▶ _Work to complete_:
Search the material for the string "image" and copy each line where it occurs.

▶ _Dataset entries_:
--- --- ---

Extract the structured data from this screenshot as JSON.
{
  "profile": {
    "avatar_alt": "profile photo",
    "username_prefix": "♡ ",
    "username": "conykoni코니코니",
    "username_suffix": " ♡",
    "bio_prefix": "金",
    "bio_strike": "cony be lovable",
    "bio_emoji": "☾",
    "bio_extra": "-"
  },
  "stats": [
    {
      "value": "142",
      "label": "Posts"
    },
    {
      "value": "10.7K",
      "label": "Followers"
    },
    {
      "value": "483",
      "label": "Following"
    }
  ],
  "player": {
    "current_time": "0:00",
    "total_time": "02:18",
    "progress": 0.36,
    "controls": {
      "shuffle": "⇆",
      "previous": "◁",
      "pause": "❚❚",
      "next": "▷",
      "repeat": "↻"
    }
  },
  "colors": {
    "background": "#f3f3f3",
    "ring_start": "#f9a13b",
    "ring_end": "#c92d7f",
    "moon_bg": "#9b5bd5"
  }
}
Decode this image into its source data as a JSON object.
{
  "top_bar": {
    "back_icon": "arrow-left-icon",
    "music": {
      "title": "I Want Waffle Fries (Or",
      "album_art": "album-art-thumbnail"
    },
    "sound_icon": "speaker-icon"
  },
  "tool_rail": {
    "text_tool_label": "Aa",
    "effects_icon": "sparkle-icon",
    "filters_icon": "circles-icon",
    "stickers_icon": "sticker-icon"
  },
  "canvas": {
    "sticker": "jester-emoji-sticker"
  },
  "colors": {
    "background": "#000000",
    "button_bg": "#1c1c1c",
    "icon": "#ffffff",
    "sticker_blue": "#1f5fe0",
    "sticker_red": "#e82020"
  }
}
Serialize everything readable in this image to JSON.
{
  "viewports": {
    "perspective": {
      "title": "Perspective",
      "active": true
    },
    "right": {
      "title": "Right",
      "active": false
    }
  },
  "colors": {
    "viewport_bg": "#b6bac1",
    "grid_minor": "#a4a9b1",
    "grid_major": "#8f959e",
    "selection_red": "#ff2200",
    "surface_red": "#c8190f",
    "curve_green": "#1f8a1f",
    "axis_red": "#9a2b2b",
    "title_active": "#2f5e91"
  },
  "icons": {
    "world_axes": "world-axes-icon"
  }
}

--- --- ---

▶ _Solved problem_:
Decode this image into its source data as a JSON object.
Serialize everything readable in this image to JSON.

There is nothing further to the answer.